HOW TO COMPLETE THIS TASK.
In the entries below, find each line with the word "Link" and return it.

DATA LISTING.
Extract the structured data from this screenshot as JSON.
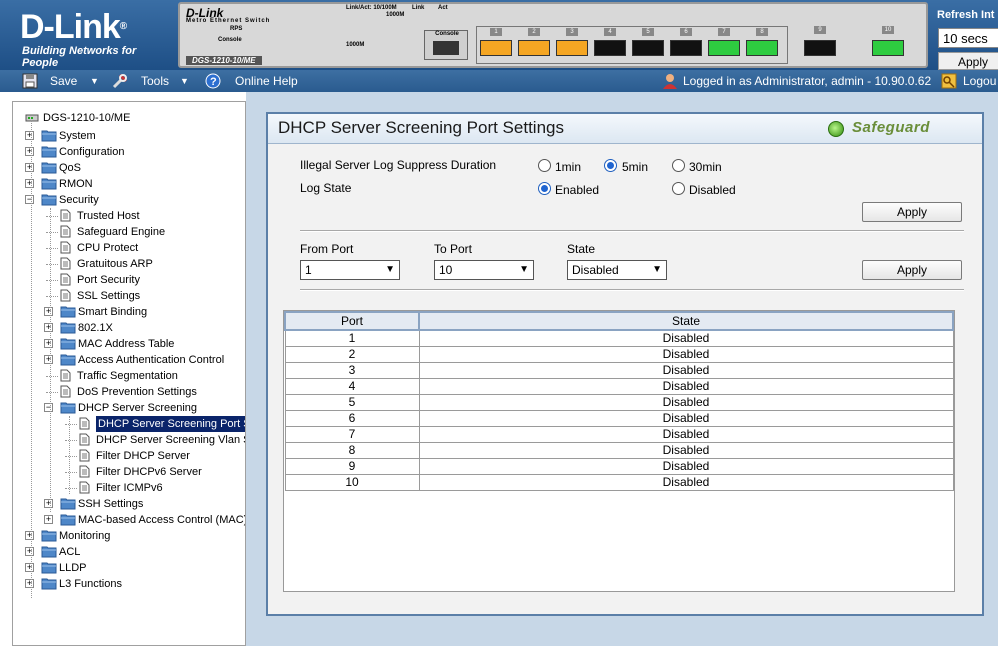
{
  "banner": {
    "brand": "D-Link",
    "tagline": "Building Networks for People",
    "device": {
      "brand": "D-Link",
      "subtitle": "Metro Ethernet Switch",
      "model": "DGS-1210-10/ME",
      "legend_line1": "Link/Act: 10/100M",
      "legend_line2": "1000M",
      "legend_link": "Link",
      "legend_act": "Act",
      "rps_label": "RPS",
      "console_label": "Console",
      "console_port_label": "Console",
      "gig_label": "1000M",
      "port_numbers": [
        "1",
        "2",
        "3",
        "4",
        "5",
        "6",
        "7",
        "8",
        "9",
        "10"
      ],
      "port_colors": [
        "amber",
        "amber",
        "amber",
        "black",
        "black",
        "black",
        "green",
        "green",
        "black",
        "green"
      ]
    },
    "refresh": {
      "label": "Refresh Int",
      "value": "10 secs",
      "apply": "Apply"
    }
  },
  "toolbar": {
    "save": "Save",
    "tools": "Tools",
    "help": "Online Help",
    "login_status": "Logged in as Administrator, admin - 10.90.0.62",
    "logout": "Logou"
  },
  "tree": {
    "root": "DGS-1210-10/ME",
    "items": [
      {
        "label": "System"
      },
      {
        "label": "Configuration"
      },
      {
        "label": "QoS"
      },
      {
        "label": "RMON"
      },
      {
        "label": "Security"
      },
      {
        "label": "Trusted Host"
      },
      {
        "label": "Safeguard Engine"
      },
      {
        "label": "CPU Protect"
      },
      {
        "label": "Gratuitous ARP"
      },
      {
        "label": "Port Security"
      },
      {
        "label": "SSL Settings"
      },
      {
        "label": "Smart Binding"
      },
      {
        "label": "802.1X"
      },
      {
        "label": "MAC Address Table"
      },
      {
        "label": "Access Authentication Control"
      },
      {
        "label": "Traffic Segmentation"
      },
      {
        "label": "DoS Prevention Settings"
      },
      {
        "label": "DHCP Server Screening"
      },
      {
        "label": "DHCP Server Screening Port S"
      },
      {
        "label": "DHCP Server Screening Vlan S"
      },
      {
        "label": "Filter DHCP Server"
      },
      {
        "label": "Filter DHCPv6 Server"
      },
      {
        "label": "Filter ICMPv6"
      },
      {
        "label": "SSH Settings"
      },
      {
        "label": "MAC-based Access Control (MAC)"
      },
      {
        "label": "Monitoring"
      },
      {
        "label": "ACL"
      },
      {
        "label": "LLDP"
      },
      {
        "label": "L3 Functions"
      }
    ]
  },
  "main": {
    "title": "DHCP Server Screening Port Settings",
    "safeguard": "Safeguard",
    "suppress": {
      "label": "Illegal Server Log Suppress Duration",
      "options": [
        "1min",
        "5min",
        "30min"
      ],
      "selected": "5min"
    },
    "log_state": {
      "label": "Log State",
      "options": [
        "Enabled",
        "Disabled"
      ],
      "selected": "Enabled"
    },
    "apply_top": "Apply",
    "from_port": {
      "label": "From Port",
      "value": "1"
    },
    "to_port": {
      "label": "To Port",
      "value": "10"
    },
    "state": {
      "label": "State",
      "value": "Disabled"
    },
    "apply_mid": "Apply",
    "table": {
      "headers": [
        "Port",
        "State"
      ],
      "rows": [
        [
          "1",
          "Disabled"
        ],
        [
          "2",
          "Disabled"
        ],
        [
          "3",
          "Disabled"
        ],
        [
          "4",
          "Disabled"
        ],
        [
          "5",
          "Disabled"
        ],
        [
          "6",
          "Disabled"
        ],
        [
          "7",
          "Disabled"
        ],
        [
          "8",
          "Disabled"
        ],
        [
          "9",
          "Disabled"
        ],
        [
          "10",
          "Disabled"
        ]
      ]
    }
  }
}
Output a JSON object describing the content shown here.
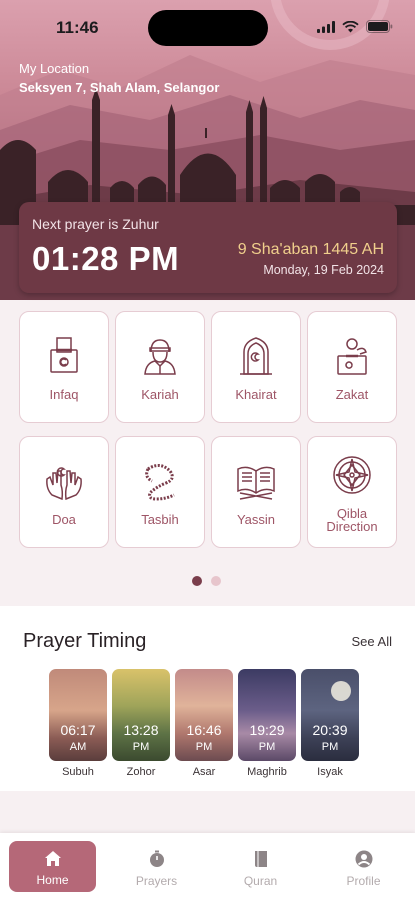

EXPECTED OUTPUT.
    "brand": "D-Link",
      "brand": "D-Link",
      "legend_line1": "Link/Act: 10/100M",
      "legend_link": "Link",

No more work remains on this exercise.